Typhoon Hagupit knocked out power, left at least two people dead, and sent nearly 900,000 into shelters before it weakened today, sparing the central Philippines the type of massive devastation that a monster storm brought to the region last year. Shallow floods, damaged shanties, and ripped off store signs and tin roofs were a common sight across the region, but there was no major destruction after Hagupit slammed into Eastern Samar and other island provinces. It was packing maximum sustained winds of 87mph and gusts of 106mph, considerably weaker from its peak power but still a potentially deadly storm, according to forecasters. The typhoon, which made landfall in Eastern Samar late yesterday, was moving slowly, dumping heavy rain that could possibly trigger landslides and flash floods.

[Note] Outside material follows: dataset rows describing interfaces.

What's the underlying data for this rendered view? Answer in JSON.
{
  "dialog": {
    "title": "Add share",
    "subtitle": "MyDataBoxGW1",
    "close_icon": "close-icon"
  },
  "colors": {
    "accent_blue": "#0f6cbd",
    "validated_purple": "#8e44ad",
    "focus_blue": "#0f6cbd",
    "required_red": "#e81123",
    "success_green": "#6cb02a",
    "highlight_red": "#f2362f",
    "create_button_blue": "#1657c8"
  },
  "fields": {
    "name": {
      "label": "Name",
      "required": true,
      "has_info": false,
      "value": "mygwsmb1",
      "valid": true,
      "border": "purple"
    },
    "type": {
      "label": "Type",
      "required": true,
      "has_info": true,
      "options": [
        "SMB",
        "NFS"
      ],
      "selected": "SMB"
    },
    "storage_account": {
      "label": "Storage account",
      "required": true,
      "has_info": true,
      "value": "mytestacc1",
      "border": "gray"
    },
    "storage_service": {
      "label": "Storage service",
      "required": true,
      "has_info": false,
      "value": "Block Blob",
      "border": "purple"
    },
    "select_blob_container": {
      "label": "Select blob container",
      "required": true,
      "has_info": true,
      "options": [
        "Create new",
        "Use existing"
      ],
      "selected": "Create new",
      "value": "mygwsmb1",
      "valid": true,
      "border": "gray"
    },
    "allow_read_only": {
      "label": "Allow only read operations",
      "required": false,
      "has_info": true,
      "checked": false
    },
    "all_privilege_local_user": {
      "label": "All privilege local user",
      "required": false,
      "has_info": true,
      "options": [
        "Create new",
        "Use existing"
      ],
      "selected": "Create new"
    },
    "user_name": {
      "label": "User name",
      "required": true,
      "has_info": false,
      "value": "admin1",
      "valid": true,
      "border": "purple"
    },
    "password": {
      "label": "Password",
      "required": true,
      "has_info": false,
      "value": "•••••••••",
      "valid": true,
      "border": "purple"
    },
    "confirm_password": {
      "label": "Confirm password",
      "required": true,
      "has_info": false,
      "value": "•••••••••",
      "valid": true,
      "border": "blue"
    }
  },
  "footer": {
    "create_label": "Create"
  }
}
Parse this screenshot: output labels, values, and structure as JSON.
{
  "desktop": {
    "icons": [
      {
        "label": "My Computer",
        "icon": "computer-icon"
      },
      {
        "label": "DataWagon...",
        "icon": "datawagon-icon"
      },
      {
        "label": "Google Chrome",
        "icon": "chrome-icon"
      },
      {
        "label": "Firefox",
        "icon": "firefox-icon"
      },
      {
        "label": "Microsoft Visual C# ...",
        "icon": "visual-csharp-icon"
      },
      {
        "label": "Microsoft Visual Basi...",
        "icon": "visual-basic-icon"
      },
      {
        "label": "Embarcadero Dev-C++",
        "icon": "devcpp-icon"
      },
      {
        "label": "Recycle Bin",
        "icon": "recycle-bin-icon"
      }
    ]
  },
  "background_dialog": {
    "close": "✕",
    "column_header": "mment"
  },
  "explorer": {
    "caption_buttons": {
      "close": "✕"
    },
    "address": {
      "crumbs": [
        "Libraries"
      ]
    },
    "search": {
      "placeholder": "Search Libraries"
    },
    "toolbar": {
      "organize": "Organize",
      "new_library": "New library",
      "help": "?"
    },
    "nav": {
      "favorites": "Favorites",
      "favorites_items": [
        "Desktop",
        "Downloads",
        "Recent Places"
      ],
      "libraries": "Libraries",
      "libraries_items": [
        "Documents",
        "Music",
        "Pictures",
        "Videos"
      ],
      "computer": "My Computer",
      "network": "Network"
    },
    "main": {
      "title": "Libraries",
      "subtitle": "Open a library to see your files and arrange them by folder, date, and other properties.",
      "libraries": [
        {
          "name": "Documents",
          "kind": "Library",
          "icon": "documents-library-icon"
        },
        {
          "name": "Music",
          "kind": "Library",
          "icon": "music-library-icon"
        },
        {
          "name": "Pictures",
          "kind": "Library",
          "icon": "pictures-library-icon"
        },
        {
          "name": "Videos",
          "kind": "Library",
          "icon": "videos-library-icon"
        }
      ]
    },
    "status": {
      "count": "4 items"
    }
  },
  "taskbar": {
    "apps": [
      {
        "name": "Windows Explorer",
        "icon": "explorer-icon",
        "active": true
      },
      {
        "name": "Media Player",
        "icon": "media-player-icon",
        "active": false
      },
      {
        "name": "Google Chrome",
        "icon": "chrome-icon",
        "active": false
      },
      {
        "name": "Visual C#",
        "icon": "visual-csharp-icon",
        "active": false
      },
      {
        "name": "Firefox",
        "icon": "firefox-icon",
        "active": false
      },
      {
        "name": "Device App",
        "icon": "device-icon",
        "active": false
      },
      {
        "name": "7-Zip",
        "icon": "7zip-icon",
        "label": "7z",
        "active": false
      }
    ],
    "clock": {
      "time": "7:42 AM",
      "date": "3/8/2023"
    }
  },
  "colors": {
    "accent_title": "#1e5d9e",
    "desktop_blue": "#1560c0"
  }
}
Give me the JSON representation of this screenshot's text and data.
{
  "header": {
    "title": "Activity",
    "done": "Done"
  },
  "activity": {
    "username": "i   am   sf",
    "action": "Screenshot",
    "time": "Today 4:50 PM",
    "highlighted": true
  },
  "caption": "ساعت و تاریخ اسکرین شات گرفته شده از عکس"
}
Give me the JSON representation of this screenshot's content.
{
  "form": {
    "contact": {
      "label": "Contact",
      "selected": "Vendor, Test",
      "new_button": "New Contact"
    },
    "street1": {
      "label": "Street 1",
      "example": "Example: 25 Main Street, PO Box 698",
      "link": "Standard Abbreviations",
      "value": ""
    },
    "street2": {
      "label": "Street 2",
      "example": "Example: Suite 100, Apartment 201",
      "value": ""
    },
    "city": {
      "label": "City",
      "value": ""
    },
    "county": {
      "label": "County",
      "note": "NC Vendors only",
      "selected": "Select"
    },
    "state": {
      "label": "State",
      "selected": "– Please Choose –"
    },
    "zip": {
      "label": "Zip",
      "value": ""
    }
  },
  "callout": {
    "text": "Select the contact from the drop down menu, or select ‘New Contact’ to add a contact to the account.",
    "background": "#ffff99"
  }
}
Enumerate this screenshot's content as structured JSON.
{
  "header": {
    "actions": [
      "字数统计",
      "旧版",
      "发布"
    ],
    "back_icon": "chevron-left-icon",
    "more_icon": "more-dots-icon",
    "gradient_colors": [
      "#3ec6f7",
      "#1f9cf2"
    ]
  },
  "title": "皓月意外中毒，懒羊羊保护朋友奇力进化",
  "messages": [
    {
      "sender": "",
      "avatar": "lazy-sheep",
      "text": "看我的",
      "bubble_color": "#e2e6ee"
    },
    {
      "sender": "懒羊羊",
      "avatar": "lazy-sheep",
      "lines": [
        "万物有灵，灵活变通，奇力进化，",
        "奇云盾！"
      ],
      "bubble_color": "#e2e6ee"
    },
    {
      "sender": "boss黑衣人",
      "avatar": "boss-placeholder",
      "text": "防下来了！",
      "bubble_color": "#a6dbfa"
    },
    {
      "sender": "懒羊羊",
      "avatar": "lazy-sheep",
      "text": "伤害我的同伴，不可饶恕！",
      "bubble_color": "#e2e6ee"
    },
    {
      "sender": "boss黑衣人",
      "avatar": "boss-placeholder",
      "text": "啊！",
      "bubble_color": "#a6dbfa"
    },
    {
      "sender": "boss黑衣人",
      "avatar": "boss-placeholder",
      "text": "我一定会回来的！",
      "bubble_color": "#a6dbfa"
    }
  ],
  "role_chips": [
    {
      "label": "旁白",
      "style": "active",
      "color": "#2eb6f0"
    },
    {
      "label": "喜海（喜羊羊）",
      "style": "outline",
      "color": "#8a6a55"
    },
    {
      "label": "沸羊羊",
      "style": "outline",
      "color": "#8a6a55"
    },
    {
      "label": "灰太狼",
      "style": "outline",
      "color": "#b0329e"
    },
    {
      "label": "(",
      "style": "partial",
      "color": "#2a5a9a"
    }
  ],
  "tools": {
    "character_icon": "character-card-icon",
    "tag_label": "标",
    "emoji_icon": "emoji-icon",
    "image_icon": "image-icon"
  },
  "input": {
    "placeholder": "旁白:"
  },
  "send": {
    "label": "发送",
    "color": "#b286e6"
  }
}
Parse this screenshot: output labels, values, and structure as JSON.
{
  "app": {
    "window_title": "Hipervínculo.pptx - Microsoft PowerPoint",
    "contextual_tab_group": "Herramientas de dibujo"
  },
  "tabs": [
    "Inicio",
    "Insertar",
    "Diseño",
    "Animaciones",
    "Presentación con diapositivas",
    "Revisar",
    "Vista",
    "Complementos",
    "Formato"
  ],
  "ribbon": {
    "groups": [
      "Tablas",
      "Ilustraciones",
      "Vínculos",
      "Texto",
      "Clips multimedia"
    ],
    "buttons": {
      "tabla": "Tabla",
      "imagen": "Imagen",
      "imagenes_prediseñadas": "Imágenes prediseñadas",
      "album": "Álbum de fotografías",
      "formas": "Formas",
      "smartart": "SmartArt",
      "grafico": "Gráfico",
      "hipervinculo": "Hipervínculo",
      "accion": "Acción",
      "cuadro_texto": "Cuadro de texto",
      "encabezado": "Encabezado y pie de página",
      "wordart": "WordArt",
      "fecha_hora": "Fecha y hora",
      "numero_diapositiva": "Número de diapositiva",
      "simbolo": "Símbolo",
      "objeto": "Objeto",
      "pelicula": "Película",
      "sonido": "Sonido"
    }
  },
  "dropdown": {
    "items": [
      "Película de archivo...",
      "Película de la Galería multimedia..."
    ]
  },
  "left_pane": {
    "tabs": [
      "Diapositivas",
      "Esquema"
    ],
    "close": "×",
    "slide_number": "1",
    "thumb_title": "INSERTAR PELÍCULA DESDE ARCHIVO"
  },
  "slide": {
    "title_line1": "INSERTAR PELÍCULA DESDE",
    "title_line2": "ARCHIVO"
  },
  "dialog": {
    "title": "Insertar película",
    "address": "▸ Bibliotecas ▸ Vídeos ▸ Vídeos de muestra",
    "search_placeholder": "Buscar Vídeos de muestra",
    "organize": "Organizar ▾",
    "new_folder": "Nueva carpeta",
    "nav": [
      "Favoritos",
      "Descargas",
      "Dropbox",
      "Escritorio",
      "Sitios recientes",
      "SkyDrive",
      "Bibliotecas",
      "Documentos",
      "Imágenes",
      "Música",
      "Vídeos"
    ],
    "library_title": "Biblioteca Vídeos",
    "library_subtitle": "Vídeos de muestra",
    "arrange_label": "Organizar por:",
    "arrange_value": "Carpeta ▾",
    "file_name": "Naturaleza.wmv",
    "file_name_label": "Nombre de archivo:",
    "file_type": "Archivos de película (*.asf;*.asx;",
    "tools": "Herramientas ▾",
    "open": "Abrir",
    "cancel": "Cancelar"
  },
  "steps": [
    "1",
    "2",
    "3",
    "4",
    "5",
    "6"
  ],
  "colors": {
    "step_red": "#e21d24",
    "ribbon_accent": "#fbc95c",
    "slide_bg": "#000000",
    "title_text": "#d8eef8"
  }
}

Traumatized by the death and destruction from Typhoon Haiyan last year, nearly 900,000 fled to about 1,000 emergency shelters and safer grounds. The government, backed by the 120,000-strong military, had launched massive preparations to attain a zero-casualty target. Rhea Estuna, a 29-year-old mother of one, fled to an evacuation center in Tacloban—the city hardest-hit by Haiyan—and waited as Hagupit's wind and rain lashed the school where she and her family sought refuge. She saw a starkly different aftermath today than the one she witnessed after Haiyan struck. "There were no bodies scattered on the road, no big mounds of debris," Estuna said. "Thanks to God this typhoon wasn't as violent." Nearly a dozen countries, led by the United States and the European Union, have pledged to help in case of a catastrophe from Hagupit. "The Philippines are not alone as they brace up for a possible hardship," the EU commissioner for humanitarian aid said.